On 23 June 2013, South Africa served a notice of termination in respect of its BIT with Spain, thus ensuring that the investment treaty will terminate on 23 December 2013. Pursuant to Article XII of the BIT, the treaty entered into force for a period of 10 years from 23 December 1999, and thereafter for consecutive 2 year periods, unless terminated by 6 months’ notice before the date of expiry.
Investments made or acquired prior to 23 December 2013 will, however, continue to benefit from protection until 23 December 2023, by virtue of the survival clause in the BIT.
Those wishing to invest in South Africa should include contractual investment protection mechanisms, consider carefully how their investment is structured, and keep appraised of developments further to South Africa’s redistributive Black Economic Empowerment policy.
In 2007, investors from Luxembourg and Italy investor brought a claim against South Africa under the ICSID additional facility rules, arguing that South Africa’s Mining and Petroleum Resources Development Act (MPRDA) contained provisions that expropriated their mineral rights. The MPRDA forms part of South Africa’s Black Economic Empowerment (BEE) Policy (an affirmative action policy), and requires, among other things, equity in mining companies to be partly owned by ‘Historically Disadvantaged Persons’. In 2010, the parties settled the claim, and in the immediate aftermath of the settlement, South Africa launched its review of its BITs. Concluding that BITs ‘pose risks and limitations on the ability of the government to pursue its constitutional-based transformation agenda’, South Africa terminated its BIT with Belgium and Luxembourg.
The South African cabinet decided that all ‘first generation’ BITs (those concluded in the immediate post-apartheid period) should be reviewed with a view to termination.

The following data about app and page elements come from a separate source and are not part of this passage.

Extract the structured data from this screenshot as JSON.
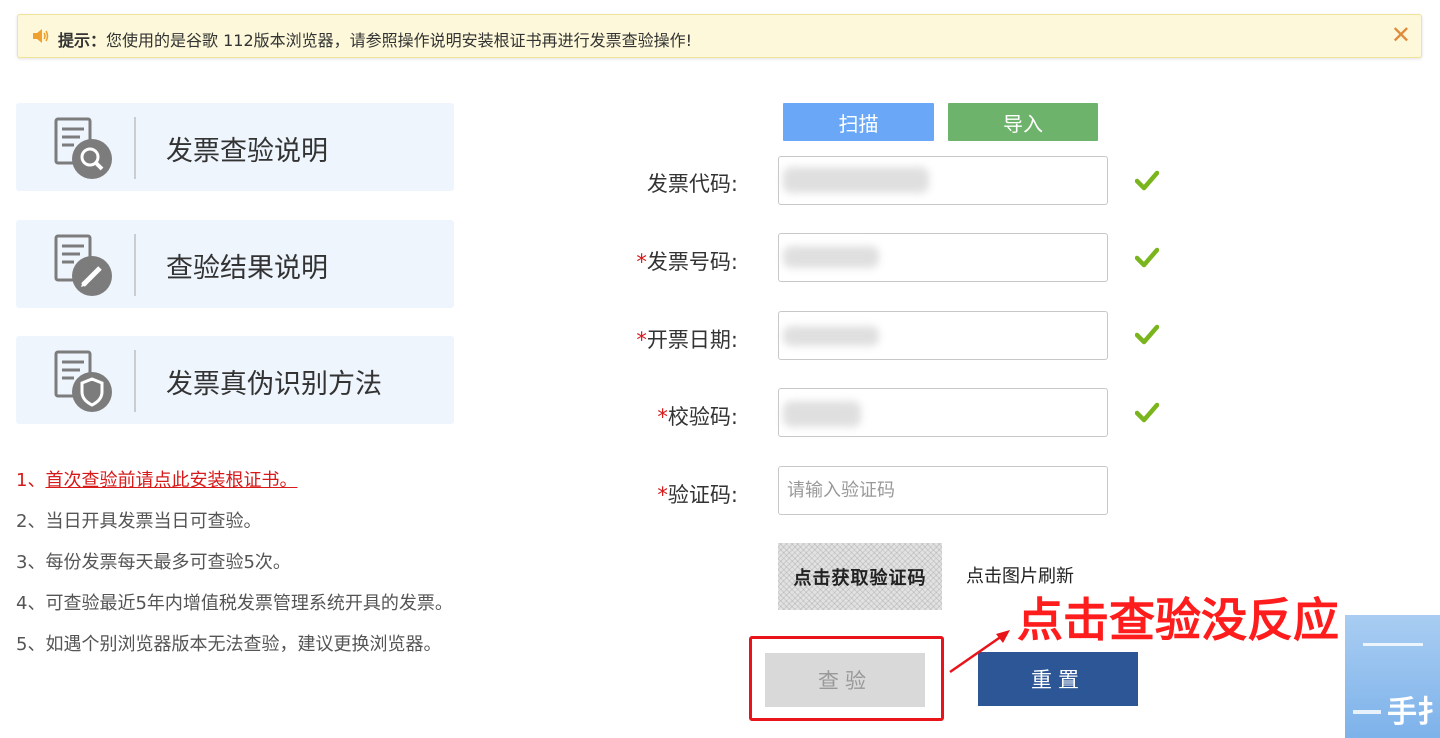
{
  "notice": {
    "label": "提示：",
    "text": "您使用的是谷歌 112版本浏览器，请参照操作说明安装根证书再进行发票查验操作!",
    "close": "✕"
  },
  "cards": [
    {
      "title": "发票查验说明",
      "icon": "invoice-search-icon"
    },
    {
      "title": "查验结果说明",
      "icon": "invoice-edit-icon"
    },
    {
      "title": "发票真伪识别方法",
      "icon": "invoice-shield-icon"
    }
  ],
  "tips": {
    "first_prefix": "1、",
    "first_link": "首次查验前请点此安装根证书。",
    "items": [
      "2、当日开具发票当日可查验。",
      "3、每份发票每天最多可查验5次。",
      "4、可查验最近5年内增值税发票管理系统开具的发票。",
      "5、如遇个别浏览器版本无法查验，建议更换浏览器。"
    ]
  },
  "form": {
    "scan_label": "扫描",
    "import_label": "导入",
    "required_mark": "*",
    "invoice_code_label": "发票代码:",
    "invoice_number_label": "发票号码:",
    "issue_date_label": "开票日期:",
    "check_code_label": "校验码:",
    "captcha_label": "验证码:",
    "captcha_placeholder": "请输入验证码",
    "captcha_image_text": "点击获取验证码",
    "captcha_refresh_hint": "点击图片刷新",
    "query_label": "查验",
    "reset_label": "重置"
  },
  "annotation": {
    "text": "点击查验没反应"
  },
  "corner_thumbnail": {
    "text": "手扌"
  },
  "colors": {
    "scan": "#6aa8f7",
    "import": "#6db36b",
    "reset": "#2d5697",
    "annotation": "#ff1c1c",
    "check": "#7ab51d"
  }
}
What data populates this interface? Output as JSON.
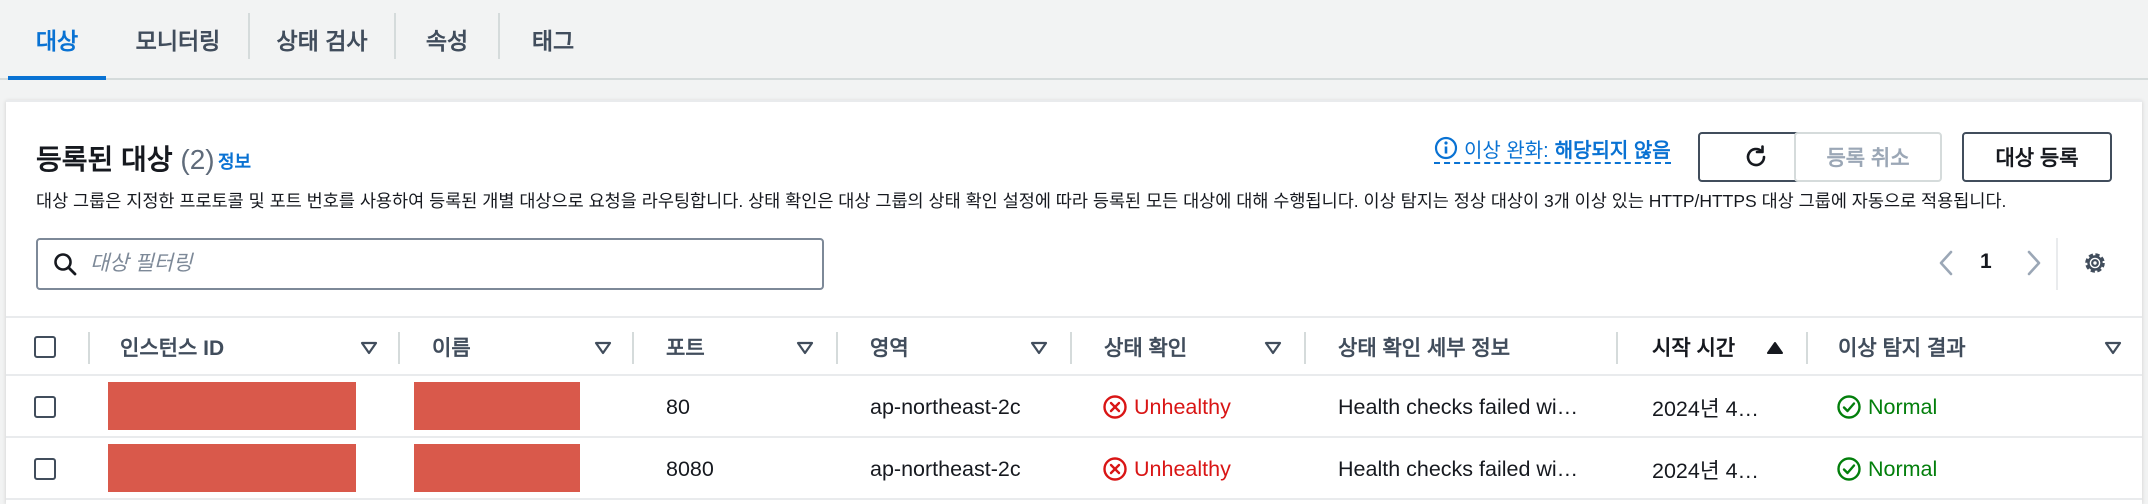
{
  "tabs": [
    {
      "label": "대상",
      "active": true
    },
    {
      "label": "모니터링",
      "active": false
    },
    {
      "label": "상태 검사",
      "active": false
    },
    {
      "label": "속성",
      "active": false
    },
    {
      "label": "태그",
      "active": false
    }
  ],
  "panel": {
    "title": "등록된 대상",
    "count": "(2)",
    "info_link": "정보",
    "description": "대상 그룹은 지정한 프로토콜 및 포트 번호를 사용하여 등록된 개별 대상으로 요청을 라우팅합니다. 상태 확인은 대상 그룹의 상태 확인 설정에 따라 등록된 모든 대상에 대해 수행됩니다. 이상 탐지는 정상 대상이 3개 이상 있는 HTTP/HTTPS 대상 그룹에 자동으로 적용됩니다.",
    "anomaly_label": "이상 완화:",
    "anomaly_value": "해당되지 않음",
    "deregister_label": "등록 취소",
    "register_label": "대상 등록",
    "filter_placeholder": "대상 필터링",
    "page": "1"
  },
  "table": {
    "columns": [
      "인스턴스 ID",
      "이름",
      "포트",
      "영역",
      "상태 확인",
      "상태 확인 세부 정보",
      "시작 시간",
      "이상 탐지 결과"
    ],
    "rows": [
      {
        "instance_id": "",
        "name": "",
        "port": "80",
        "zone": "ap-northeast-2c",
        "health": "Unhealthy",
        "details": "Health checks failed wi…",
        "start": "2024년 4…",
        "anomaly": "Normal"
      },
      {
        "instance_id": "",
        "name": "",
        "port": "8080",
        "zone": "ap-northeast-2c",
        "health": "Unhealthy",
        "details": "Health checks failed wi…",
        "start": "2024년 4…",
        "anomaly": "Normal"
      }
    ]
  },
  "colors": {
    "accent": "#0972d3",
    "unhealthy": "#d91515",
    "normal": "#037f0c",
    "redacted": "#d9594b"
  }
}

The South African Department of Trade and Industry (DTI) has raised concerns about investor-state arbitration as a dispute resolution mechanism, and has mooted the formulation of a new model BIT without such provisions.
The South African Trade and Industry Minister has stated that South Africa will continue to protect foreign investment, but will do so through a legislative framework rather than through ‘old-style, dated, antiquated bilateral investment treaties’. The international reaction to this has been tepid, with EU trade commissioner Karel de Gucht stating: ‘Investors are watching developments very carefully. It only takes a critical mass of measures before investors decide to defer investments in South Africa.’ Canada, which has attempted to strengthen its African trade ties, has likewise reacted unfavourably, with the minister for international trade describing the move as ‘very disappointing’.

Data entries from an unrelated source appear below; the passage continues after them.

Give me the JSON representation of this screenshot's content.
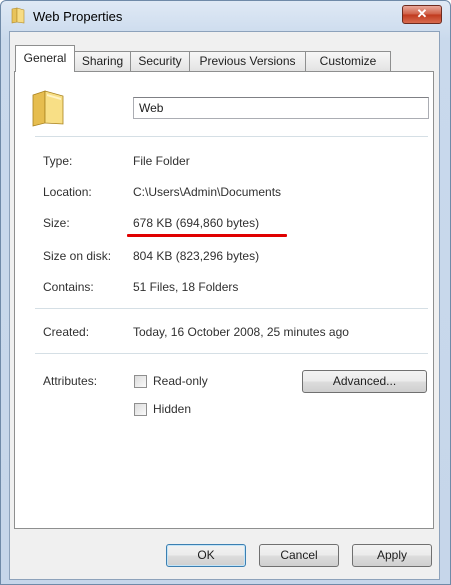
{
  "window": {
    "title": "Web Properties",
    "close_glyph": "✕"
  },
  "tabs": [
    {
      "label": "General"
    },
    {
      "label": "Sharing"
    },
    {
      "label": "Security"
    },
    {
      "label": "Previous Versions"
    },
    {
      "label": "Customize"
    }
  ],
  "general": {
    "name": "Web",
    "type_label": "Type:",
    "type_value": "File Folder",
    "location_label": "Location:",
    "location_value": "C:\\Users\\Admin\\Documents",
    "size_label": "Size:",
    "size_value": "678 KB (694,860 bytes)",
    "size_on_disk_label": "Size on disk:",
    "size_on_disk_value": "804 KB (823,296 bytes)",
    "contains_label": "Contains:",
    "contains_value": "51 Files, 18 Folders",
    "created_label": "Created:",
    "created_value": "Today, 16 October 2008, 25 minutes ago",
    "attributes_label": "Attributes:",
    "readonly_label": "Read-only",
    "hidden_label": "Hidden",
    "advanced_label": "Advanced..."
  },
  "footer": {
    "ok_label": "OK",
    "cancel_label": "Cancel",
    "apply_label": "Apply"
  },
  "colors": {
    "highlight_underline": "#e00000",
    "title_bar": "#c9d9ec",
    "close_button": "#c0391d"
  },
  "icons": {
    "title": "folder-icon",
    "main": "folder-icon"
  }
}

Investors may consider that South Africa’s stance towards BITs reflects a desire to advance its broad-based BEE policy. The redistributive aspects of this policy could be incompatible with the expropriation and fair and equitable treatment provisions in most BITs. It is likely that South Africa is adopting a targeted approach to its termination of BITs. Publically available information suggests that it has not yet sought to terminate any other BITs, even where it is entitled to do so. However, as is good practice investors should consider various methods of protecting their investments. These include:
- The conclusion of a well drafted investment agreement with the government, incorporating stabilisation clauses and effective dispute resolution provisions;
- The selection of an appropriate JV partner;
- Choosing an appropriate investment structure;
- Keeping fully appraised of the political drive for redistributive BEE policies.